While a lot of information is still under NDA, there are already lots of papers published on the Internet, and even Intel engineers themselves have already disclosed information about the Xeon Phi architecture and programming models. For example, by now, it is widely known that Xeon Phi runs an embedded Linux OS image on the board - and in fact the users can log onto the board and use it as a multi-core Linux machine.
One Xeon Phi execution model is the more traditional offload execution model, where
applications running on the host processors offload sections of code to
the Xeon Phi accelerator. Note that Intel also defines the Language
Extensions for Offload (LEO) compiler directives to ease porting.
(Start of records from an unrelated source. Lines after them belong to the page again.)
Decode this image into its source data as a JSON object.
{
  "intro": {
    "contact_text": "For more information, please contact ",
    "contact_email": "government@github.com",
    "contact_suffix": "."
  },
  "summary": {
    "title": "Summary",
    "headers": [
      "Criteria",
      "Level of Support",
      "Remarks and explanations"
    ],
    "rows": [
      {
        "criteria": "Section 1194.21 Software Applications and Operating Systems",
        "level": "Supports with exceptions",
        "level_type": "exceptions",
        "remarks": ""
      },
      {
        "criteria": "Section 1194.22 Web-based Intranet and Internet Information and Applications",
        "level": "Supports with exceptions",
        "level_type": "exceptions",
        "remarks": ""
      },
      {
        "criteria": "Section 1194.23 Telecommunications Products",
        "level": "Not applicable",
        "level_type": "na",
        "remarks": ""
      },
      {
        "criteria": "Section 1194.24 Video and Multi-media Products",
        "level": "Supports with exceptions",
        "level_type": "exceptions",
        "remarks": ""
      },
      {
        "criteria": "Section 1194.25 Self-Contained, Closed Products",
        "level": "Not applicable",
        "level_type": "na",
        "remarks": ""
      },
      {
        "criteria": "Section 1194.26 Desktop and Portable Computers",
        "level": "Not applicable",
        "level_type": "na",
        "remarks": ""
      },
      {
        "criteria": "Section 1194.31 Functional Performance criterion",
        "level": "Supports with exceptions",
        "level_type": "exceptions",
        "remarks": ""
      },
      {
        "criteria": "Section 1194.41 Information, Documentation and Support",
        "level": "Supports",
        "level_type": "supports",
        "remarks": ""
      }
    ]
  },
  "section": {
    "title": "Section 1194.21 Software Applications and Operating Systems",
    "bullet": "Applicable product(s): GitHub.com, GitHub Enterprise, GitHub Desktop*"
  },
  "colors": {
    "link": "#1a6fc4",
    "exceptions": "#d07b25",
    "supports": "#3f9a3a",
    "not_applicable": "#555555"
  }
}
And yet with the standalone execution model, users execute code directly and natively on the board, and the host processors are not involved in the computation.
Open Grid Scheduler/Grid Engine can be easily configured to handle the offload execution model, as the Xeon Phi used this way is very similar to a GPU device. Grid Engine can easily schedule jobs to the hosts that have Xeon Phi boards, and Grid Engine can make sure that the hardware resources are not oversubscribed. Yet the standalone execution model is more interesting, it is the Linux OS environment that most HPC users are familar with, but it adds a level of indirection to job execution. We don't have the design finalized yet, as the software environment is not released to the public, but our plan is to support both execution models in a future version of Open Grid Scheduler/Grid Engine.